Do you have a .NET Passport identity? You may not realize it, but chances are reasonably high that you do. If you have a HotMail or MSN account, Microsoft assigned a Passport identity to you automatically. Microsoft claims to have more than 160 million users registered in the Passport identity service. Pretty soon you'll need a Passport ID to have any interaction with Microsoft. In December 2001, quite a few gamesters were surprised to discover that their old accounts at the Microsoft Zone gaming site wouldn't work without a Passport ID. Microsoft also requires a Passport ID to join MSDN, to register for a Microsoft seminar, or to access Microsoft's node in the UDDI public registry. The new Windows XP Product Activation (WPA) system uses Passport by default. You can also use your Passport ID to log in to your XP system. So just what does a Passport identity do for you... (more)

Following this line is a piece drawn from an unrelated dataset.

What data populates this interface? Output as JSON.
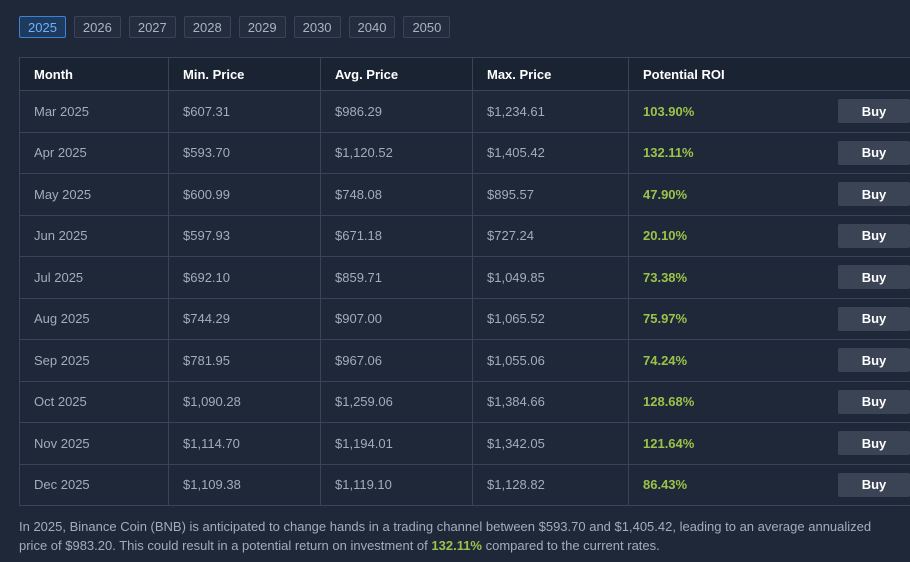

Keynote Panel: Summit on Web Services Standards

Anne Thomas Manes and a panel of industry experts will talk about the new standardization process, and discuss the effectiveness of this process in terms of faster times to market. Join in the discussion with the Chair of the WS-I basic working Group and representatives from industry leading corporations, and gain insights into how this process will impact your technology strategy. Panelists: Chris Ferris (IBM, Chair, WS-I Basic Profile Working Group) Andrew Layman (Senior Program Manager, Microsoft) David Orchard (technical director in BEA Systems' CTO Office, focusing on Web serv... (more)

The State of Standards

There is an old saying among standards wonks: "The most wonderful thing about standards is that there are so many of them." And this truism is more applicable today than ever before. There are so many WS-* specifications, I've started referring to them as WS-Vertigo. But there is a reason that there are so many of them. The Web Services Framework (WSF) relies on a composable architecture. One of the primary tenets of the WSF is to keep things as simple as possible. Therefore, if an application doesn't require security, reliability, or transactions, you shouldn't clutter up the i... (more)

Infrastructure-Level Web Services

When discussing Web services, most people tend to focus on the core Web services framework (the standards and protocols) and the applications that you can build with the framework. Although I have no trouble waxing profusely on these topics, I get even more jazzed when I start to think about infrastructure-level Web services. (I know. I need to get a life.) Infrastructure-level Web services are Web services that implement part of the distributed computing infrastructure. They help other Web services communicate. In particular, these services make the Web services framework more ... (more)

Book Excerpt: When to Use Web Services

There are many compelling reasons to use Web services. It seems as if everyone is at least playing with Web services. Almost every software vendor is building support for Web services into its platforms, languages, and tools. Web services enable any-to-any integration, supporting any programming language, any runtime platform, and any network transport. Technologies such as SOAP and WSDL are simpler to use than traditional integration middleware technologies, and they offer much more flexibility. When combined with domain-specific industry standards, Web services enable unprecede... (more)